Lance Craighead


What will the balance of wildlife in Montana look like in 2043?

Thirty years is not much in terms of wildlife population changes under normal conditions. Populations can go up and down from year to year, but overall many populations will slowly decline as habitat is permanently lost to human activities and development. Weedy species like white-tailed deer will increase while more specialized species like mule deer will decrease. 

Does that 2043 balance take into consideration the effect of climate change?

The two big drivers of wildlife numbers in the next 30 years will be climate change and loss of habitat (including fragmentation) due to land use change. Climate change will shift the distribution of plants and create new habitats in wild areas; it will exacerbate the effects of changing land use making developed areas even less hospitable to many species. Wildlife species will have to shift also; generally moving up in elevation or northward to find the environments they need. Populations of Alpine species in general will decrease; maybe by as much as one quarter.

No doubt that different classes and species of animals will survive in different ways and numbers.  Which have the easiest road to evolutionary success, and which the least?

Evolutionary success is best measured in millennia so it’s hard to predict. Survival of the fittest is just as true today as it was when Darwin coined the phrase; one thing that has changed is that humans are increasingly important as agents of natural selection. Species that can benefit from human-caused changes in climate and landcover will do well as long as humans continue to thrive. Humans are an extremely weedy species and we have colonized all the habitats on the planet. Our populations are sustained by fossil fuels and monocultures of a few food plants however, and those may face difficulties before alternatives are found. We are also so densely packed that a plague or two of zoonotic diseases may significantly decrease our populations worldwide.

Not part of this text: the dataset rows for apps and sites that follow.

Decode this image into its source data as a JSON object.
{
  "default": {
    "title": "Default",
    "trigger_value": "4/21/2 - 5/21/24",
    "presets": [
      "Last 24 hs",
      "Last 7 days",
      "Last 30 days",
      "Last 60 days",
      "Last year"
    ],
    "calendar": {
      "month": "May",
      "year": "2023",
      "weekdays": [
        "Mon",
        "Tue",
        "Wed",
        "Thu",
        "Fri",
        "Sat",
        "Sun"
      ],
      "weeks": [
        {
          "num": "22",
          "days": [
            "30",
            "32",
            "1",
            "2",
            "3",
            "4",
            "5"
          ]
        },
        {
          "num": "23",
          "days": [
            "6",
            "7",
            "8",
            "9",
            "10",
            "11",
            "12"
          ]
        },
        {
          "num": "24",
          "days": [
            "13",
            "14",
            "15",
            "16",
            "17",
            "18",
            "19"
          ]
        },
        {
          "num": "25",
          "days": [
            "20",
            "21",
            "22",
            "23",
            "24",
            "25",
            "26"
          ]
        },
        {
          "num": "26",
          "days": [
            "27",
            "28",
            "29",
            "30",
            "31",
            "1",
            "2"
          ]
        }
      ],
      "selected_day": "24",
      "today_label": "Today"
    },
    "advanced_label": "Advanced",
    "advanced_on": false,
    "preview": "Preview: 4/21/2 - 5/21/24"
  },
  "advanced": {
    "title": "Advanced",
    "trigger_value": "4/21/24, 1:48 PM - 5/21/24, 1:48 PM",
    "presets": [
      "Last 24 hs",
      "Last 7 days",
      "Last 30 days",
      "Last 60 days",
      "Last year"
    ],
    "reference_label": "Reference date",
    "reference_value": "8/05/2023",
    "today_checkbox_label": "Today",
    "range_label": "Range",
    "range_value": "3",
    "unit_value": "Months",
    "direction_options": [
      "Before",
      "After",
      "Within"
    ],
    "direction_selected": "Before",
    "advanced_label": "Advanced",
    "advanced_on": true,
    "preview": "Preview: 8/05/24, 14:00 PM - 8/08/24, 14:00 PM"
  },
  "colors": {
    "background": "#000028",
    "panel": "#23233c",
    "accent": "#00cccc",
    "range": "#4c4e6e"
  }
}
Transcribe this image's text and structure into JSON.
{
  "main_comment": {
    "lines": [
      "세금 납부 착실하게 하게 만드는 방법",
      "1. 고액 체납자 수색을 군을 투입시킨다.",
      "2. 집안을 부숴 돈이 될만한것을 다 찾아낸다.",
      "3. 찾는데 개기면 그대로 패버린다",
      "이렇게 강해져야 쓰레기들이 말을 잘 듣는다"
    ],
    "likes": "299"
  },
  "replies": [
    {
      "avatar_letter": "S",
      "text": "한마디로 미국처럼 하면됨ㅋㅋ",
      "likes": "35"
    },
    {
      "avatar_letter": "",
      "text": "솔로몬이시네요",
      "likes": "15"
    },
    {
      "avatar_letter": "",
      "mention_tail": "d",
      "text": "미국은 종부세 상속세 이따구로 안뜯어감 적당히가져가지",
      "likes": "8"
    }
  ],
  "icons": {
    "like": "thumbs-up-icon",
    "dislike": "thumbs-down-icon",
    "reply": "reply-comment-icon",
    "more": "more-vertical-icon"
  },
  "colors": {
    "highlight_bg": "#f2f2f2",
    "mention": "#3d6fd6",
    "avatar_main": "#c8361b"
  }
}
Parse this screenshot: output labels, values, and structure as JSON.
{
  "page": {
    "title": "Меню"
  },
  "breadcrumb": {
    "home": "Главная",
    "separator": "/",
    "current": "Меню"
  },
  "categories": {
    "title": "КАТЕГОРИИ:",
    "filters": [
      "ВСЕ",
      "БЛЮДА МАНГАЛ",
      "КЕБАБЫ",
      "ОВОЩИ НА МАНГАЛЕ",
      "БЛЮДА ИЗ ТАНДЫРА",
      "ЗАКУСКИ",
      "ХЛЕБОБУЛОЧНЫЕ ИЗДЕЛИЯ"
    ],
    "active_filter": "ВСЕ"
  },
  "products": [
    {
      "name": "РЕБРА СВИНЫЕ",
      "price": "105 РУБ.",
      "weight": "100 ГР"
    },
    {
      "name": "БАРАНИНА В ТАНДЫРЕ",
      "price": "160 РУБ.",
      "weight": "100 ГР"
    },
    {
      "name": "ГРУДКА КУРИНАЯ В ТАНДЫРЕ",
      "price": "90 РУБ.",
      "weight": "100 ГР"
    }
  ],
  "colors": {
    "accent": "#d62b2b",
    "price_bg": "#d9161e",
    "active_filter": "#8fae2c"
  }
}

Our descendants may live in a world of rats, rubbervines, cockroaches, and pigeons.

Montana’s human population is only projected to grow about 10% over the next 30 years.  Is habitat loss still an issue given this modest projection?

Projections like this may be underestimated depending upon the rate and form of climate change. If lower elevations and latitudes become uncomfortable we may see more people than expected moving to Montana if they have the means. Even if we grow at only 10% it will still be a significant loss of habitat unless new development is focused only in areas that are already developed. Wide-ranging species like grizzlies and wolverine have barely enough habitat at the moment to maintain populations; any loss in habitat or connectivity could tip them over the threshold to local extinction.

Will movements to restore wildlife populations to eastern Montana prove successful?

I believe they will be successful, particularly bison. Landowners will have a lot more to worry about as they lose their land to oil and gas, coal, wind, and solar energy than they will to bison. It is likely that bison can habituate to energy development infrastructure as long as they are not harassed, and as long as they have plenty of forage. The native grasslands may paradoxically be the last areas where wildlife will be allowed since the grazing leases are held by cattle ranchers.

Water.  Do you see the availability of water impacting wildlife populations in any particular way?

Water will soon be more valuable than oil, especially in areas of a drying climate. As people control the supply of water more and more for their own needs, wildlife will inevitably suffer. Climate change will affect the amount of water stored in the snowpack, and the timing of its release. Spring floods will be more intense and the water will be gone more quickly making downstream areas able to support fewer animals, and fish, late in the season. In 30 years, the Yellowstone River may be known for its bass fishery.

Fire.  In what ways will the proliferation of wildfires impact various wildlife populations? 

Drought, high temperatures, and wind are the primary drivers of wildfires. It doesn’t matter if you thin the forest, or salvage dead trees, or log some areas; everything will burn when conditions are right. And conditions are becoming more fire-prone as the climate changes. As fires become more frequent, and probably larger, much of the mature forest stands will be lost, even in Alpine areas. Animals that require these habitats — forest carnivores, elk for security, moose, squirrels, goshawks, great gray owls, bears, etc. — will all lose significant habitat and see population declines.

We haven’t mentioned bird life and, in particular, raptors. Describe for us their prospects over the next three decades.

As I mentioned before, species that can benefit from human-caused changes in climate and landcover will do well in the next 30 years. Unfortunately, not many raptors fit into that category; they primarily need native habitats like grasslands or forests, and feed on native prey. Raptor-like birds like the corvids may adapt well and we’ll see more magpies, crows, and gray jays. There may be some surprises too; great horned owls may increasingly feed on cats, skunks, and squirrels and nest more frequently in suburbs and towns. When I was a kid there were no turkey vultures in Jackson Hole; now there are. I think they’ll continue to increase and expand their range. Riparian songbirds will decline along with their habitat.

Realistically, and perhaps idealistically, what are the most important things that can be done to preserve and even grow Montana’s extant wildlife?

We need to live more simply to mitigate the effects we have on the environment. We also need to vote, and vote intelligently. We do not have to choose between jobs and the environment; we need to choose jobs that respect and support the environment. And we need to carefully plan our activities and developments to maintain the ecosystems that we still have. Intact wild ecosystems will be the key to minimizing the damage of climate change.